Explain that when Jesus was thirsty on the cross he was given vinegar to drink. Read John 19:28-30. 

Add egg whites to the vinegar. Eggs represent life. 
Explain that Jesus gave his life to give us life. Read John 10:10-11. 

Sprinkle a little salt into each child’s hand. Let them taste. Then put your pinch of salt in the bowl. 
Explain that this represents the salty tears shed by Jesus’s followers, and the bitterness of our own sin. Read Luke 23:27 

So far, the ingredients are not very appetizing! Add 1 cup sugar to the bowl. 
Explain that the sweetest part of the story is that Jesus died because he loves us. He wants us to know and belong to him. Read Psalms 34:8 and John 3:16. 
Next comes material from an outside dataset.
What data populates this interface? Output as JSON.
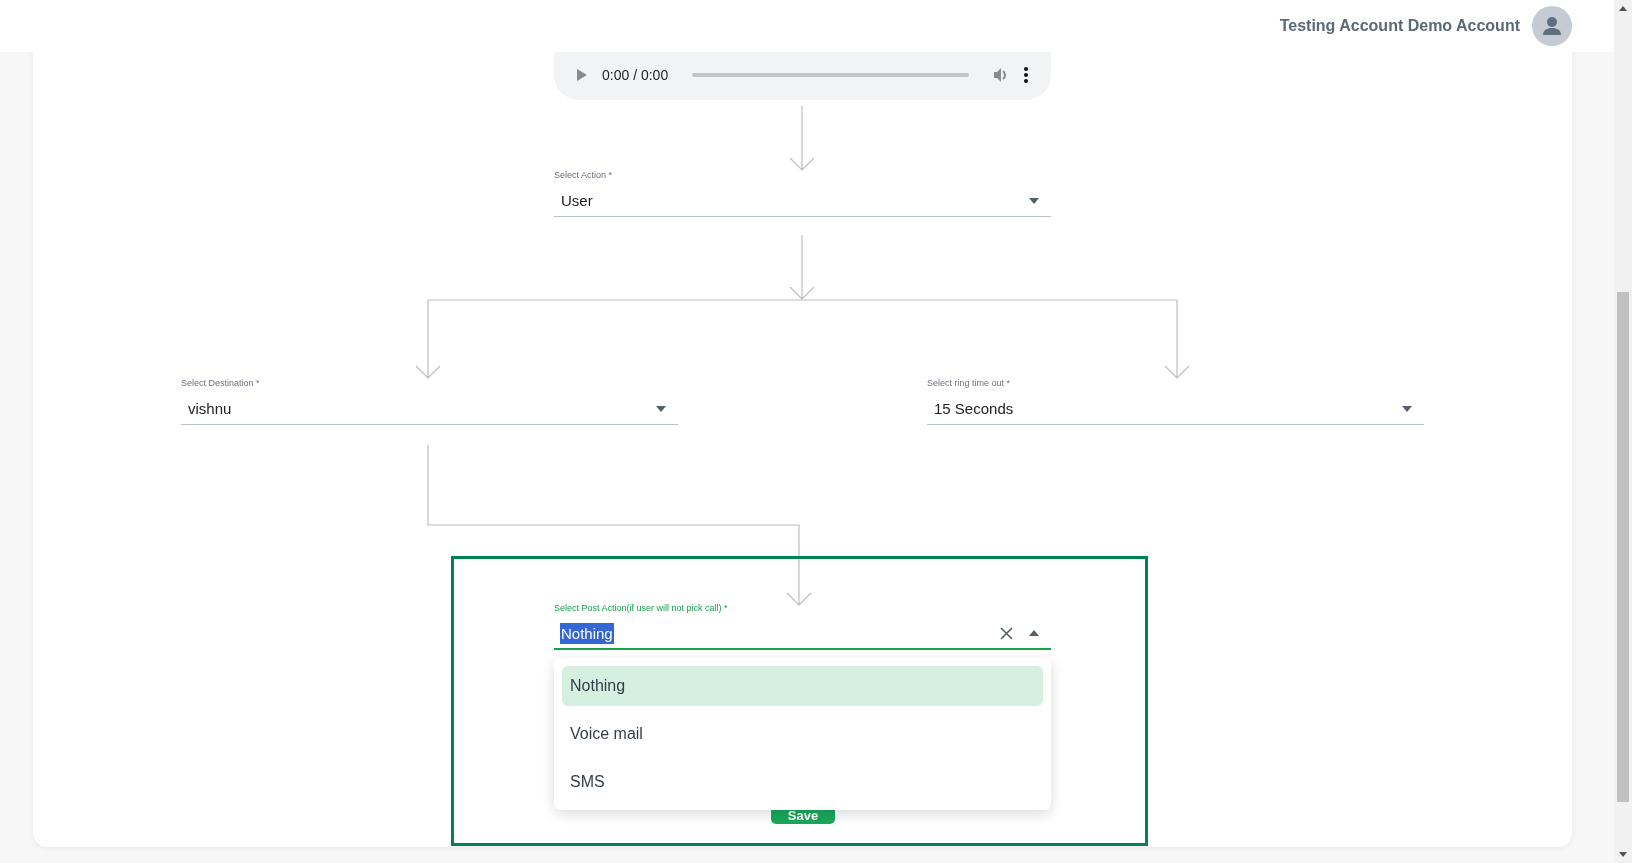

Beat with a mixer on high speed for 10 to 15 minutes or until stiff peaks form. 
Explain that the color white represents the purity in God’s eyes of those whose sins have been cleansed by Jesus. Read Isaiah 1:18 and John 3:1-3. 
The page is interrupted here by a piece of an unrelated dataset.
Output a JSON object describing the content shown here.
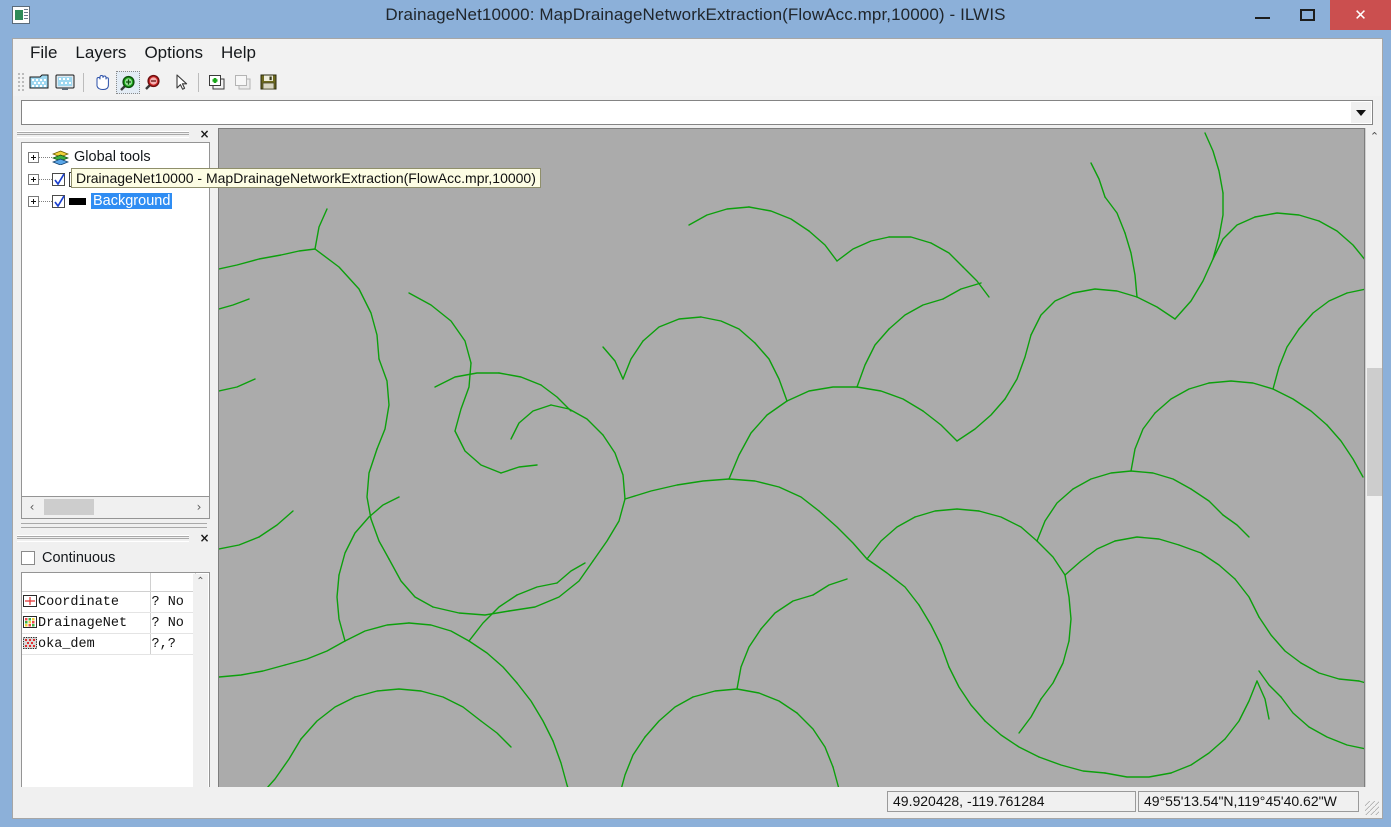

Fold in broken nuts. Drop by teaspoons onto wax paper-covered cookie sheets. 
Explain that each mound represents the rocky tomb where Jesus’s body was laid. Read Matthew 27:57-60. 
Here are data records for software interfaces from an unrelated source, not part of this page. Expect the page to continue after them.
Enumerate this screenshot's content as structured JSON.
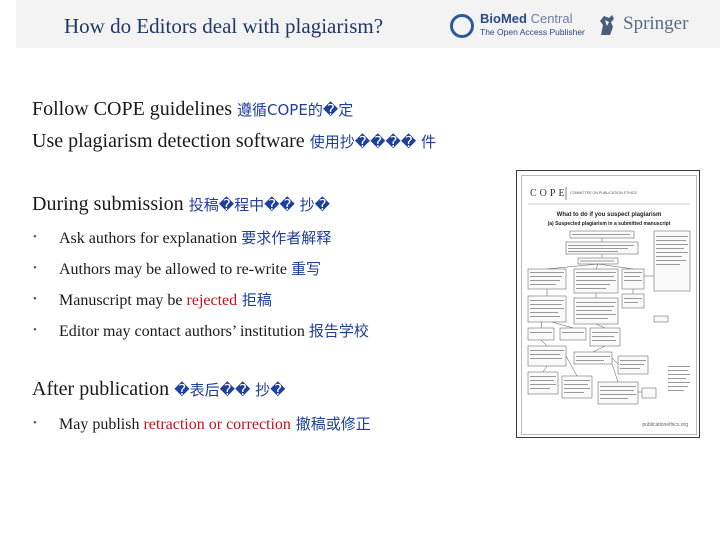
{
  "header": {
    "title": "How do Editors deal with plagiarism?",
    "biomed": {
      "name_bold": "BioMed",
      "name_light": "Central",
      "tagline": "The Open Access Publisher"
    },
    "springer": {
      "name": "Springer"
    }
  },
  "cope_section": {
    "line1": {
      "en": "Follow COPE guidelines ",
      "cn": "遵循COPE的�定"
    },
    "line2": {
      "en": "Use plagiarism detection software ",
      "cn": "使用抄���� 件"
    }
  },
  "submission": {
    "heading": {
      "en": "During submission ",
      "cn": "投稿�程中�� 抄�"
    },
    "bullets": [
      {
        "en": "Ask authors for explanation ",
        "cn": "要求作者解释"
      },
      {
        "en": "Authors may be allowed to re-write ",
        "cn": "重写"
      },
      {
        "en": "Manuscript may be ",
        "red": "rejected",
        "cn": " 拒稿"
      },
      {
        "en": "Editor may contact authors’ institution ",
        "cn": "报告学校"
      }
    ]
  },
  "publication": {
    "heading": {
      "en": "After publication ",
      "cn": "�表后�� 抄�"
    },
    "bullets": [
      {
        "en": "May publish ",
        "red": "retraction or correction",
        "cn": " 撤稿或修正"
      }
    ]
  },
  "poster": {
    "logo": "COPE",
    "org": "COMMITTEE ON PUBLICATION ETHICS",
    "title_line1": "What to do if you suspect plagiarism",
    "title_line2": "(a) Suspected plagiarism in a submitted manuscript",
    "footer": "publicationethics.org"
  },
  "colors": {
    "title": "#1f3864",
    "chinese": "#1f3f9f",
    "emphasis": "#c0141b"
  }
}
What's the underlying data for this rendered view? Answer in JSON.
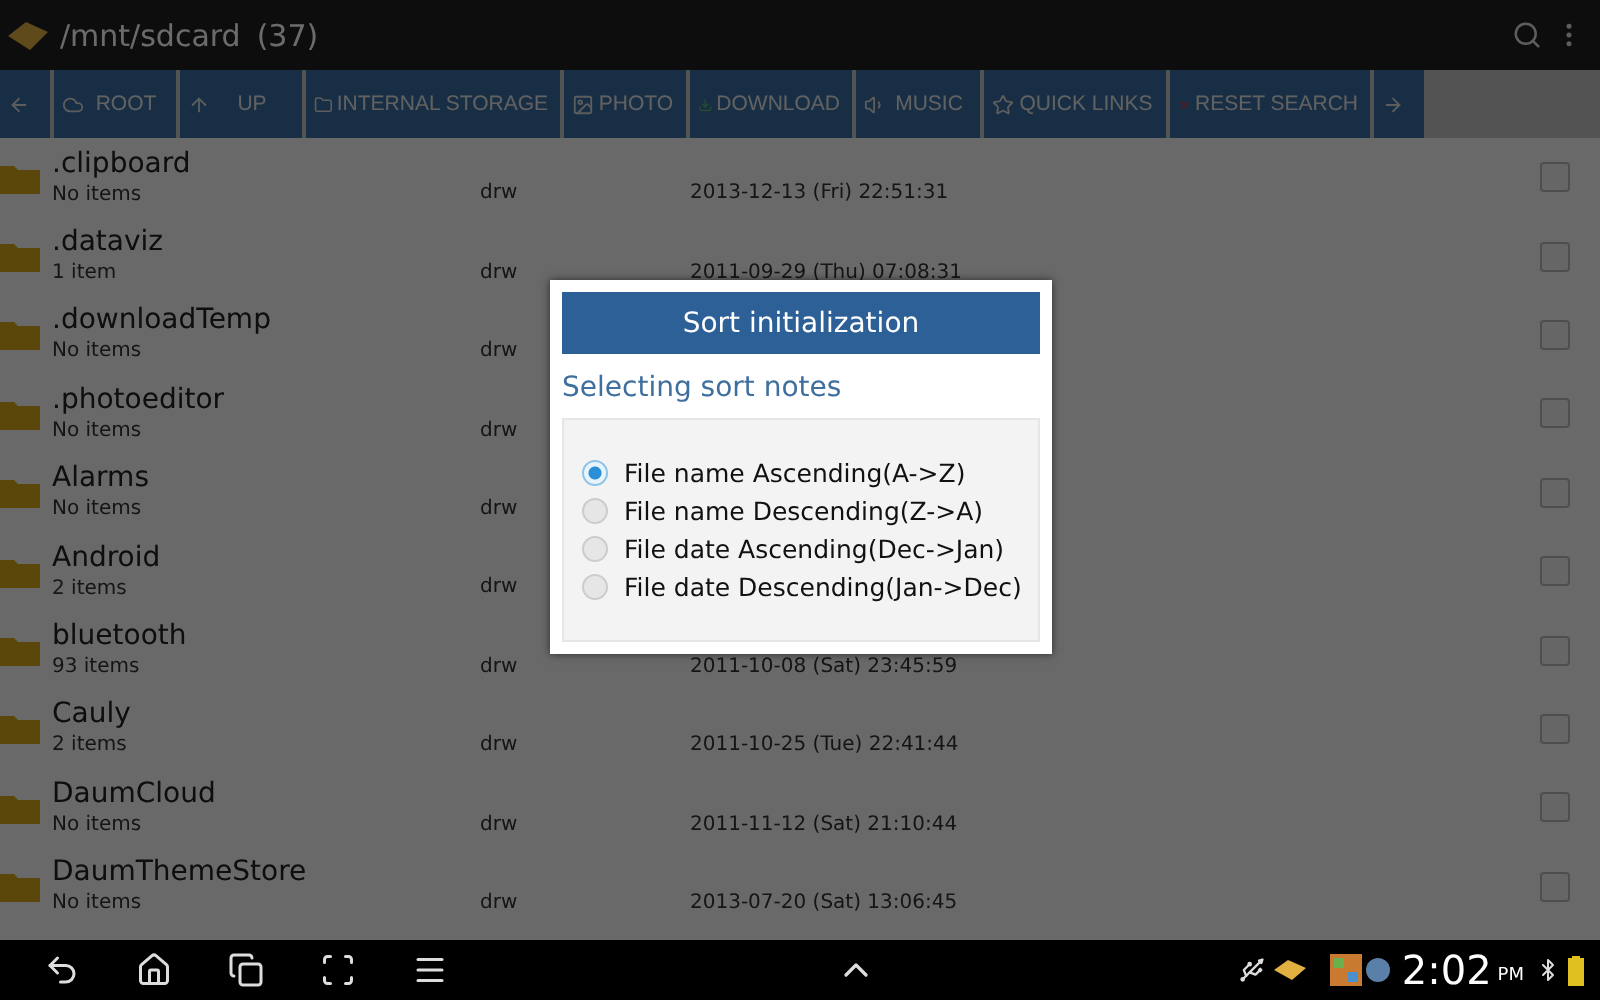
{
  "header": {
    "title": "/mnt/sdcard",
    "count": "(37)"
  },
  "toolbar": [
    {
      "kind": "back"
    },
    {
      "kind": "root",
      "label": "ROOT"
    },
    {
      "kind": "up",
      "label": "UP"
    },
    {
      "kind": "storage",
      "label": "INTERNAL STORAGE"
    },
    {
      "kind": "photo",
      "label": "PHOTO"
    },
    {
      "kind": "download",
      "label": "DOWNLOAD"
    },
    {
      "kind": "music",
      "label": "MUSIC"
    },
    {
      "kind": "links",
      "label": "QUICK LINKS"
    },
    {
      "kind": "reset",
      "label": "RESET SEARCH"
    },
    {
      "kind": "forward"
    }
  ],
  "files": [
    {
      "name": ".clipboard",
      "info": "No items",
      "perm": "drw",
      "date": "2013-12-13 (Fri) 22:51:31",
      "checked": false
    },
    {
      "name": ".dataviz",
      "info": "1 item",
      "perm": "drw",
      "date": "2011-09-29 (Thu) 07:08:31",
      "checked": false
    },
    {
      "name": ".downloadTemp",
      "info": "No items",
      "perm": "drw",
      "checked": false
    },
    {
      "name": ".photoeditor",
      "info": "No items",
      "perm": "drw",
      "checked": false
    },
    {
      "name": "Alarms",
      "info": "No items",
      "perm": "drw",
      "checked": false
    },
    {
      "name": "Android",
      "info": "2 items",
      "perm": "drw",
      "checked": false
    },
    {
      "name": "bluetooth",
      "info": "93 items",
      "perm": "drw",
      "date": "2011-10-08 (Sat) 23:45:59",
      "checked": false
    },
    {
      "name": "Cauly",
      "info": "2 items",
      "perm": "drw",
      "date": "2011-10-25 (Tue) 22:41:44",
      "checked": false
    },
    {
      "name": "DaumCloud",
      "info": "No items",
      "perm": "drw",
      "date": "2011-11-12 (Sat) 21:10:44",
      "checked": false
    },
    {
      "name": "DaumThemeStore",
      "info": "No items",
      "perm": "drw",
      "date": "2013-07-20 (Sat) 13:06:45",
      "checked": false
    }
  ],
  "dialog": {
    "button": "Sort initialization",
    "subtitle": "Selecting sort notes",
    "options": [
      {
        "label": "File name Ascending(A->Z)",
        "selected": true
      },
      {
        "label": "File name Descending(Z->A)",
        "selected": false
      },
      {
        "label": "File date Ascending(Dec->Jan)",
        "selected": false
      },
      {
        "label": "File date Descending(Jan->Dec)",
        "selected": false
      }
    ]
  },
  "system_bar": {
    "time": "2:02",
    "ampm": "PM"
  }
}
Put the cookie sheet in the oven, close the door and turn the oven OFF. Give each child a piece of tape to seal the oven door. 
Explain that Jesus’ tomb was sealed. Read Matthew 27:65-66. 

Leave the kitchen. If you’ve been making these cookies just before bedtime, GO TO BED! Acknowledge that the kids are probably sad that they’ve worked hard to make these cookies, and now have to leave them in the oven overnight. Explain that Jesus’ followers were sad when Jesus died and the tomb was sealed. Read John 16:20 and 22. 

On Easter morning, open the oven and give everyone a cookie. Ask the kids to notice the cracked surface. Have them bite into the cookies. The cookies are hollow! 

Explain that on the first Easter morning, Jesus’ followers were amazed to find the tomb open and empty. Read Matthew 28:1-9. 


d said...

Too much religion, nothing to do with farming, unsubscribing.

Anonymous said...

I'm fairly new to your blog, but this is my first comment ~smile~

I have heard of this recipe and wanted to make it with my grandchildren, who are coming to visit tomorrow. I wasn't sure where to find it, but image my surprise at seeing it here! Thank you!

I have added a link to your site on my blog's sidebar, under Urban Homesteaders, and just became a follower. I look forward to learning a lot here!

Unknown said...

Dom, sorry to loose you as a reader!

Mrs. T.,

Glad that we could help you out! Thanks for adding a link on your blog. Have fun with the grandkids!

chinnb said...

I like the spiritual dimension of your postings!